Village coordinator Jamuna recalls that they started planting the lemongrass just before the rains came in April. Initially, they were facing some challenges because of a lack of rain. This meant that Jamuna and the farmers went out into the fields to water the plants twice a day. After a few weeks like this, suddenly the early monsoon started and all plants became healthy and the farmers were relieved!
Throughout the farming period of the lemongrass, senior scientists from CSIR-CIMAP offered their guidance on cultivation. CIMAP talked with the farmers in their fields, did filming and field-testing, checked the quality of the lemongrass plants and compared the yield of each farmer. Those farmers who had lower yields, CIMAP encouraged to cultivate more.
When the lemongrass was ready to be harvested, Ghanshyam taught the distillation part to the farmers as he had learned the technique during his studies. The system works using water and steam distillation. Firewood is used for heating the distillation unit, which CSIR-CIMAP helped to install. Ghanshyam asked the farmers to join the process and then demonstrated how it is done. Now, these farmers can do it independently and many more are interested to learn.
Lemongrass oil is good additional income
The main income for the farmers in Malgaon is rice and dal (lentil) cultivation. According to Jamuna, the annual average income is between 40,000 – 45,000 rupees per year, when the weather conditions have been suitable for growing. Same for the lemongrass; when conditions are favorable, and lemongrass is distilled and sold, it can increase the income for the farmers to almost the same amount of rupees.
“This time, the maximum yield happened to a farmer and he earned 15,000 rupees for a half acre of lemongrass cultivation,” tells Jamuna.
“If it is a full acre, a farmer could be earning 30,000 plus,” she counts. Farmers are the backbone of the community. Usually, there are 6-7 family members living in the same household. Some members of the family are doing daily labor, but are still depending on a farmer, explains Jamuna.
CSIR-CIMAP is helping with finding markets for the distilled and bottled oil. Village coordinator Jamuna says that the farmers are very happy about this cultivation and their earnings. Despite challenges in the beginning, many new farmers are coming to ask about lemongrass cultivation. They want to join the farmers’ group and want to start lemongrass cultivation as well.
For example, in the nearby village of Deurbal, farmers are motivated by this success story and are also showing interest to start. “Soon we will start lemongrass cultivation in Deurbal village too,” Jamuna reveals.

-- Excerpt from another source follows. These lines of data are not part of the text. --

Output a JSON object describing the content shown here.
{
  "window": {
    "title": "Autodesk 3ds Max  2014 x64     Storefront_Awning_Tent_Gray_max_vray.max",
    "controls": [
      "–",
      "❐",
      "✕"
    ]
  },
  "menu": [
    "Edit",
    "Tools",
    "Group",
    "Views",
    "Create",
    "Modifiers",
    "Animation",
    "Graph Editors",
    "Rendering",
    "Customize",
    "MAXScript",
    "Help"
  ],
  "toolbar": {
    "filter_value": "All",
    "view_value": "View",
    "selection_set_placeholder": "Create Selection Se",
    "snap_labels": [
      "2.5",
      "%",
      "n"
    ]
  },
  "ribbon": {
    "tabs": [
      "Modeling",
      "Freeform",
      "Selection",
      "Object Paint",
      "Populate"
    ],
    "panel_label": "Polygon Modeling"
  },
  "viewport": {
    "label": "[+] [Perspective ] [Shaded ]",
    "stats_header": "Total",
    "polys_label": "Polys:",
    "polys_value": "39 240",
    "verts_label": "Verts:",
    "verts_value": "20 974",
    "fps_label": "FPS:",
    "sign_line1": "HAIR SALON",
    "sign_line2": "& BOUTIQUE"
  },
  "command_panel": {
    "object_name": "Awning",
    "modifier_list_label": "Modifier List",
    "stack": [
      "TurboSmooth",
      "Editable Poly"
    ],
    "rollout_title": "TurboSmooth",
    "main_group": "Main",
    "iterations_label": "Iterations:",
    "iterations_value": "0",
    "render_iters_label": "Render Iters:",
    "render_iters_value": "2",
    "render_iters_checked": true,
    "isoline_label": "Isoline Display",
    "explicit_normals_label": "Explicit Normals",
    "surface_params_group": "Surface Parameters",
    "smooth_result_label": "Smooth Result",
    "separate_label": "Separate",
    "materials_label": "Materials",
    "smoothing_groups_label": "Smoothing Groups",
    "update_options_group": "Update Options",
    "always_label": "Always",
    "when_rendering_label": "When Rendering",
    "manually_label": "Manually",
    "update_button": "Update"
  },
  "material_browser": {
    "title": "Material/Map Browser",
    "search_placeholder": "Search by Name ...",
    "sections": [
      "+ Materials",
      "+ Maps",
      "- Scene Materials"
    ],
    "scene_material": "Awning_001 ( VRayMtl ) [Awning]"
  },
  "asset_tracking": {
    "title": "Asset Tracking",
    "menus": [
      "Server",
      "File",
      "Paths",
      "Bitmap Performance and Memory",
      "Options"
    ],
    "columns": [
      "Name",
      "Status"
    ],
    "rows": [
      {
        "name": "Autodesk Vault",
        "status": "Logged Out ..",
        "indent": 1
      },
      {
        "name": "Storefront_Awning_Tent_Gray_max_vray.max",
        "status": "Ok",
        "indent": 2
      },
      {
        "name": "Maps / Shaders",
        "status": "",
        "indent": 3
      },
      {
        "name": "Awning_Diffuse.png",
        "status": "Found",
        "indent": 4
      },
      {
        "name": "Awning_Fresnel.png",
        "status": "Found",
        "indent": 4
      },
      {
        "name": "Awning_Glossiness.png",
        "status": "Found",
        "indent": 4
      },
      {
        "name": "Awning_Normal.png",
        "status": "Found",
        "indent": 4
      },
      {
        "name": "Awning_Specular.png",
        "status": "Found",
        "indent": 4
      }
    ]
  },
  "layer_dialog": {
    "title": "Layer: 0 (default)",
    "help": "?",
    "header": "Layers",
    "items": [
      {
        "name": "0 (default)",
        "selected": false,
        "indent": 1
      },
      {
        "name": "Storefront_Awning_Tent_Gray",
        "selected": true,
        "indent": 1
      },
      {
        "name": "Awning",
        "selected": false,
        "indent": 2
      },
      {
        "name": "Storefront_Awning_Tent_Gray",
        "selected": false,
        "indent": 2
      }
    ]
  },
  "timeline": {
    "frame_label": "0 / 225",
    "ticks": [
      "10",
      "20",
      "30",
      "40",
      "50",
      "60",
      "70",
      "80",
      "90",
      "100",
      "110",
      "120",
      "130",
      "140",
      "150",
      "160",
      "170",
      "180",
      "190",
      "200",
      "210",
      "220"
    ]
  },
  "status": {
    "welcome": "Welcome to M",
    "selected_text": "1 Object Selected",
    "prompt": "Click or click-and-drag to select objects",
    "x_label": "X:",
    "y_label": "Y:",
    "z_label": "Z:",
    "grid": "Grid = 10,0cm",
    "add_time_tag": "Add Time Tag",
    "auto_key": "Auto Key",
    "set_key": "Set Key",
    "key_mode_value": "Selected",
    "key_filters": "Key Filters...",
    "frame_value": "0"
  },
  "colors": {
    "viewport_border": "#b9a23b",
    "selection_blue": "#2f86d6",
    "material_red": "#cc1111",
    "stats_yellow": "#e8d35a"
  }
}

“Every harvest time more or less 10 farmers have shown their interest to start. Right now, about 40-50 farmers are involved with the lemongrass cultivation. Those who started in December 2017, and also newly joined farmers are participating now,” Jamuna concludes.
- an aromatic perennial plant
- grows up to one meter (3 ft) length
- known for fragrance and used in soaps and cosmetics
- medicinal uses: for example in treating cough
* Collaboration between CSIR-CIMAP (LINK: http://www.cimap.res.in/english/) and Amrita SeRVe started in December 2016 when director Dr. Anil Tripathi came to Amritapuri to sign a Memorandum of Understanding with Amrita SeRVe in Amma’s presence.
Amma requested guidance for farmers to increment their earnings and contribute to the nation’s development. In response, Dr. Tripathy told on behalf of the whole research center that they consider themselves verily blessed to be able to contribute to village work across the country.